• _Data_
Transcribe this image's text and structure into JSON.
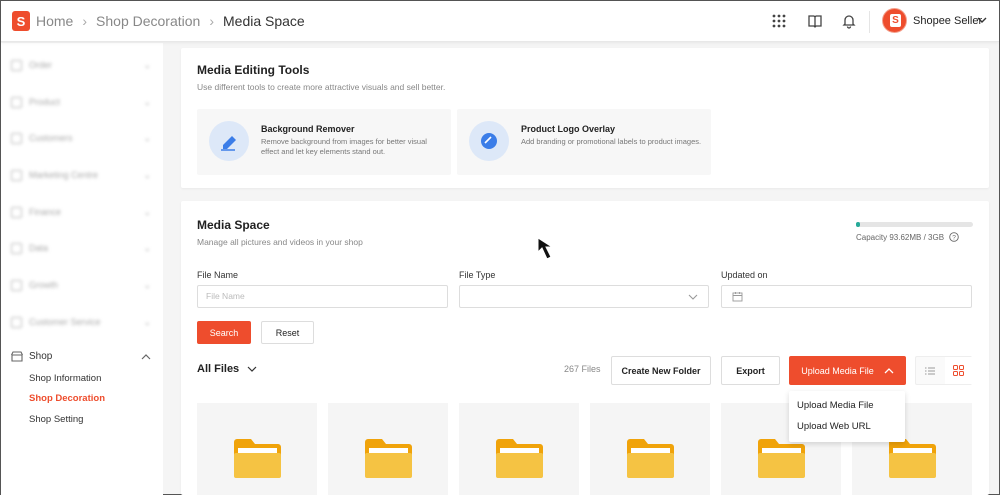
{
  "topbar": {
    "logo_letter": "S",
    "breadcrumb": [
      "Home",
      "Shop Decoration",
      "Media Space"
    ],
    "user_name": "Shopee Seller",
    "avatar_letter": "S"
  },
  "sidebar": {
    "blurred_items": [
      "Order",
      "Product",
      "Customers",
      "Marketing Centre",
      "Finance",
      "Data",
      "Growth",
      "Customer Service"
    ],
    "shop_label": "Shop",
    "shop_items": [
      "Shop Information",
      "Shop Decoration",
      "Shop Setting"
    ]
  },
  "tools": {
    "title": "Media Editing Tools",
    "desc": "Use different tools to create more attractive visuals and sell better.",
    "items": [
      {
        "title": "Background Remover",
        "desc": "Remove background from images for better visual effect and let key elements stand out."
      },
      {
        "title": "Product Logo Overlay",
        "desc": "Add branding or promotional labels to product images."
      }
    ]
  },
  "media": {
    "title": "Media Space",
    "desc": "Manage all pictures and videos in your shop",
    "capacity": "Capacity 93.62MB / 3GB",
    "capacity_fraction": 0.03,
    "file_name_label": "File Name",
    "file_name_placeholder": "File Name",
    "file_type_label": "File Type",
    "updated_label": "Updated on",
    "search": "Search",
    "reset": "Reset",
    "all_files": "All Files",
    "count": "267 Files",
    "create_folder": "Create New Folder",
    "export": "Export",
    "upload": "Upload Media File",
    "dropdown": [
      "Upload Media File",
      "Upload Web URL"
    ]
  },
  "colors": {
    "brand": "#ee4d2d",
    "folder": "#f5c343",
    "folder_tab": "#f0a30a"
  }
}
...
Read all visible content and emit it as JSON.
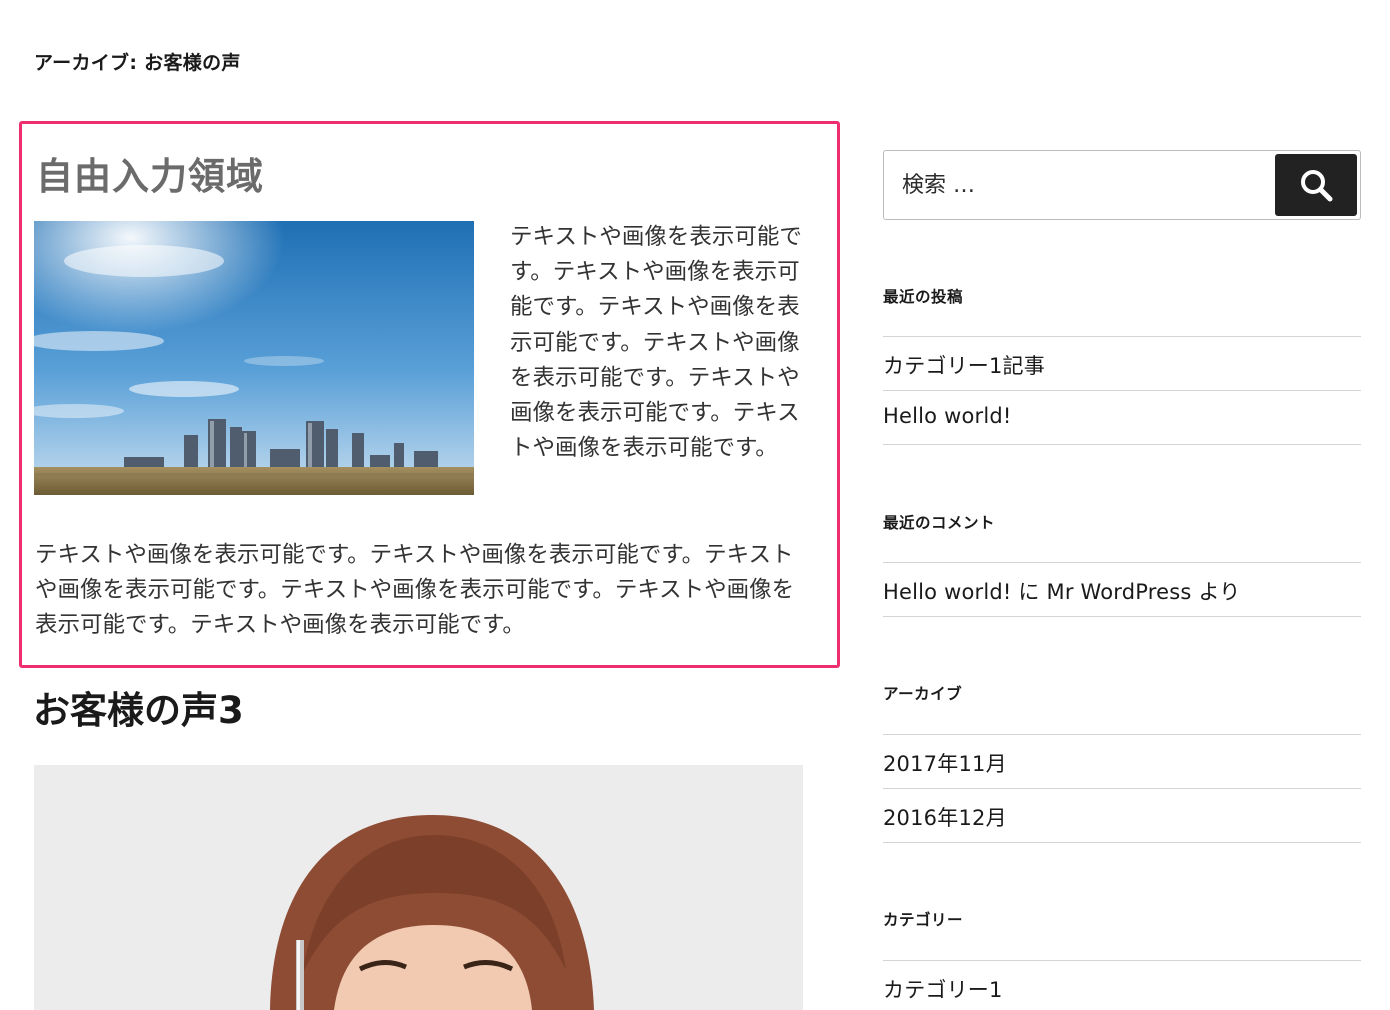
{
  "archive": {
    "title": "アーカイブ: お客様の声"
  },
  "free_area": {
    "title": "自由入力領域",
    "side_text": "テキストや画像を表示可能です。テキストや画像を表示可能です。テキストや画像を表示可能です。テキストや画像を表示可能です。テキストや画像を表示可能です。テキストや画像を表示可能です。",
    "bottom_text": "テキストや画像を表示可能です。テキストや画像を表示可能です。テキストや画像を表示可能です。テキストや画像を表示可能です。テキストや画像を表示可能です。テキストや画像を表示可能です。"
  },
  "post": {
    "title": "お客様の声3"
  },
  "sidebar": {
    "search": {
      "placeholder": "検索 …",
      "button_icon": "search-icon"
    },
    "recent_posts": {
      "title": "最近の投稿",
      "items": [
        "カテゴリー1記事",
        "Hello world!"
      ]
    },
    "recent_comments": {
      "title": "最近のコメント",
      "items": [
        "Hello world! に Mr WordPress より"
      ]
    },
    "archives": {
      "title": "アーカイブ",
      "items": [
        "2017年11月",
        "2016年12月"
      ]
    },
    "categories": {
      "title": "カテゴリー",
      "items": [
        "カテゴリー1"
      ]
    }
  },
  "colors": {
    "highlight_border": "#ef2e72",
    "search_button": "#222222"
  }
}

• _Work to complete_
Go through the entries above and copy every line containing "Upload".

• _Response area_
    "upload": "Upload Media File",
      "Upload Media File",
      "Upload Web URL"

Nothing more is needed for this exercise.